An iconic Midtown street with roots stretching back two centuries looks like an urban canal Saturday after a serious water main break.
Sarah Rahal of The Detroit News, the first reporter at West Canfield’s soggy scene, posts:
A massive water main break sent a river of rushing water down the road, flooding cars and taking down a tree. . . .
The flooding eventually stretched all along the cobblestone road between Second and Third streets. Some residents ran to get their cars out before it was too late. Others weren’t so lucky.
The water department crew arrived at 1 p.m., and by then, the water ached up to the top of car wheels, damaged lawns and moved sidewalk pavement.
City workers are working on repairs and drainage.
Rahal quotes Ignacio Vial, a former resident visiting a friend on Canfield:
“I looked outside the house and there was water flowing out. It was kind of like a geyser.”

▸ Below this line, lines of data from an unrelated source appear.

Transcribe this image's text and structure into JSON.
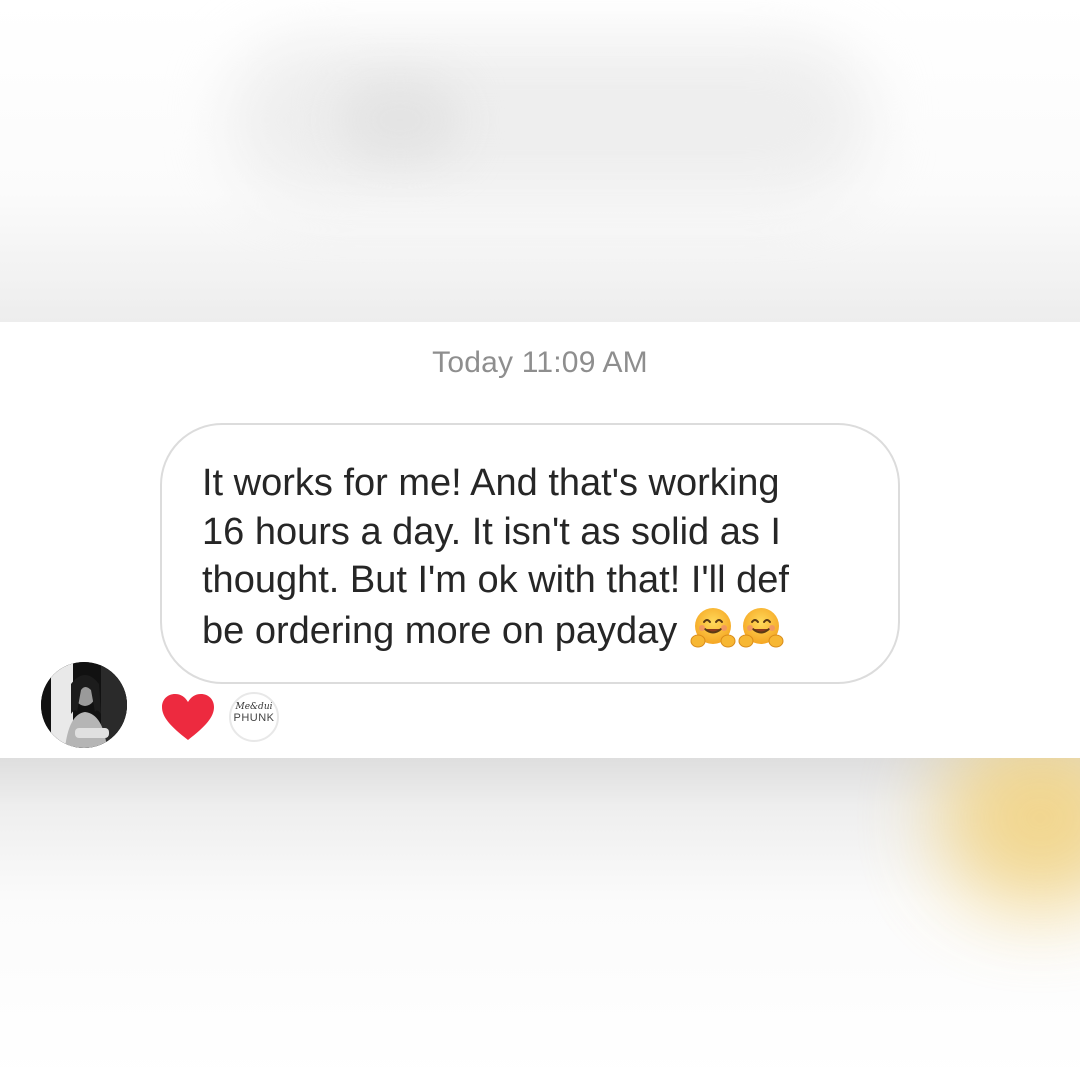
{
  "conversation": {
    "timestamp": "Today 11:09 AM",
    "message": {
      "text": "It works for me! And that's working\n16 hours a day. It isn't as solid as I\nthought. But I'm ok with that! I'll def\nbe ordering more on payday",
      "trailing_emoji": [
        "hugging-face",
        "hugging-face"
      ]
    },
    "reactions": [
      {
        "icon": "heart-icon",
        "color": "#ed2a3f"
      }
    ],
    "reaction_badge": {
      "script": "Me&dui",
      "word": "PHUNK"
    },
    "sender_avatar": {
      "style": "black-and-white photo"
    }
  },
  "colors": {
    "timestamp": "#8e8e8e",
    "text": "#262626",
    "bubble_border": "#dcdcdc",
    "heart": "#ed2a3f",
    "corner_glow": "#f2d27e"
  }
}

Vial said water was spewing at least five feet high from the ground and collecting in the street quickly because of poor drainage.
“Soon, a beloved tree fell on to some cars across the street.,” he said. . . . “It’s devastating for everyone in the community.”
The journalist adds background on a block that’s not just another Cass Corridor side street:
The historic district, founded in 1813, is thought to be the last cobblestone road in Midtown. . . . The West Canfield Historic District was added to the National Register of Historic Places on May 27, 2971 and features homes in the Queen Anne and Gothic architectural style.
When the homes were first being built up, they served as a prime location for upper-middle class residents of the city.
Inevitably, a few social media posts question the flood’s news value. “I do not understand why this is such a big deal,” tweets Dan Wirtz of Eastpointe. “Detroit and the surrounding cities all have water main breaks quite often. Thoughts and prayers.”
Yeah. One time this winter, there was a water main break on my street. No one reported on it.
— Stephan (@BamagedDrain) July 28, 2018
Hat tip for sharing his photos to neighborhood resident Matt Hollerbach, a 2005 University of Michigan graduate who works at the Founders Brewing Co. Detroit taproom.